With imaginary things, what I do is use my experience to construct that contextual mockup of what it would have been like to see it in the first place, and that helps me build up the visualization in my head. Otherwise it’s the same as above.

As an aside, I don’t know how accurate it is, but I’ve heard it said that you can identify people who can pull up full or partial eidetic snapshots by asking them to describe their memory of a static scene. People who use the past tense have the scene stored as a description of past experience. People who use the present tense are ‘seeing’ what you asked them to describe at the moment they’re describing it. They’re both valid answers, but gotten through different methods.

With 64 responses:

About 54% say they can see sharp or moderately sharp images in their mind.

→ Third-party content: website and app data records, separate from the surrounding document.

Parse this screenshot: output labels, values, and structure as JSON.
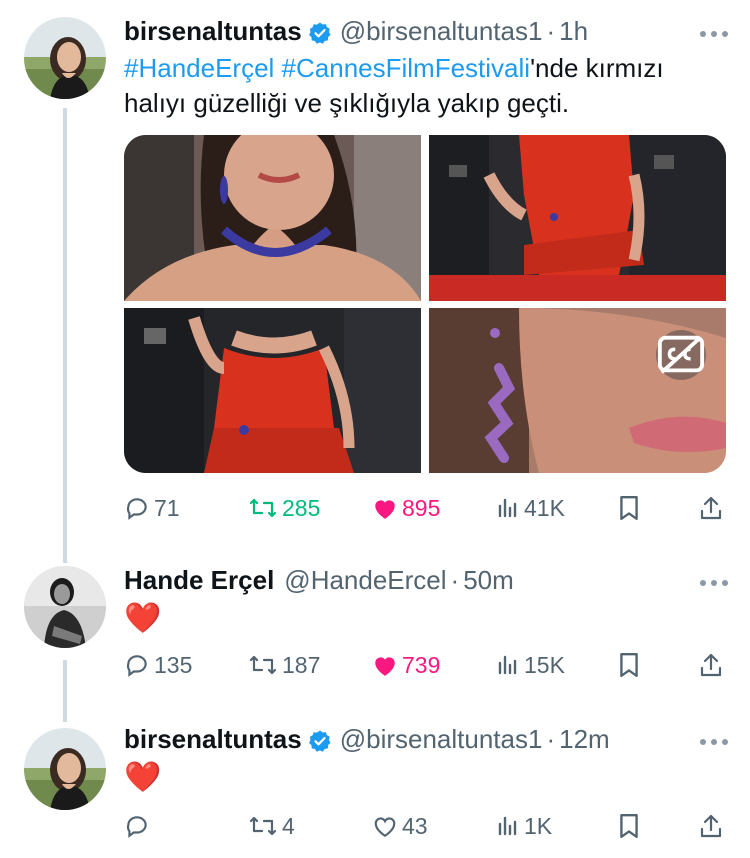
{
  "tweets": [
    {
      "name": "birsenaltuntas",
      "handle": "@birsenaltuntas1",
      "separator": "·",
      "time": "1h",
      "text_tag1": "#HandeErçel",
      "text_tag2": "#CannesFilmFestivali",
      "text_rest": "'nde kırmızı halıyı güzelliği ve şıklığıyla yakıp geçti.",
      "replies": "71",
      "retweets": "285",
      "likes": "895",
      "views": "41K"
    },
    {
      "name": "Hande Erçel",
      "handle": "@HandeErcel",
      "separator": "·",
      "time": "50m",
      "text": "❤️",
      "replies": "135",
      "retweets": "187",
      "likes": "739",
      "views": "15K"
    },
    {
      "name": "birsenaltuntas",
      "handle": "@birsenaltuntas1",
      "separator": "·",
      "time": "12m",
      "text": "❤️",
      "replies": "",
      "retweets": "4",
      "likes": "43",
      "views": "1K"
    }
  ],
  "colors": {
    "accent": "#1d9bf0",
    "retweet": "#00ba7c",
    "like": "#f91880",
    "muted": "#536471",
    "thread_line": "#cfd9de"
  },
  "icons": [
    "verified-badge-icon",
    "more-icon",
    "reply-icon",
    "retweet-icon",
    "like-icon",
    "views-icon",
    "bookmark-icon",
    "share-icon",
    "captions-icon"
  ]
}
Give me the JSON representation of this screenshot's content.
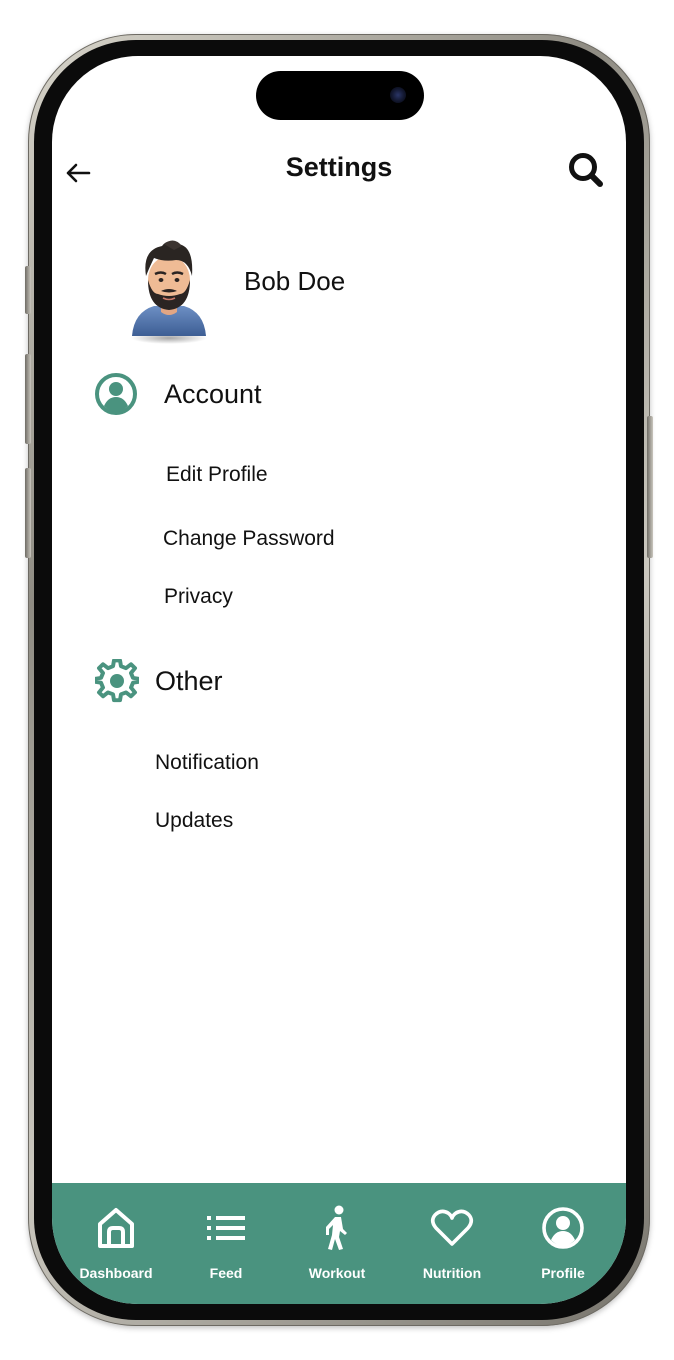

About 12% see nothing or only fuzzy and unstable details in their mind.

About 26% were between those two situations.

Another 8% went for the “none of the above” response and aren’t analyzed in this post.

I, the OP, seem to have fuzzier mental images than 80% of the population. I never knew.

Arabella Flynn, it does sound like in some times and locales you’d be charged with witchcraft.

I do not know if you are aware of it, but there is a well established tradition of scientific research into this sort of issue, using questionnaires broadly similar to this poll, but that have been extensively tested and validated. (The Vividness of Visual Imagery Questionnaire VVIQ) is probably the most widely used and studied, but there are others.)

Results from this sort of research have mostly been quite inconclusive, however (see here and here). People do not actually seem to be very good at the sort of introspective judgments about their subjective experience that these sorts of enquiry rely upon.

i do think there is a difference between visually remembering and abstract visualizing.

in some science and engineering abstract visualization can be helpful. if you can visualize molecules then some kinds of chemistry might be easier. if you can create a mechanical linkage in your mind then some types of engineering might be easier.

creating a realistic painting might be easier if you remember the scene.

i think there may be a sex linkage for some people. a female might easily navigate to a location by turning at the gas station with the elm tree out from and then at the green house with the brown roof. a male might use street names, compass directions and relate to the route as it were a map.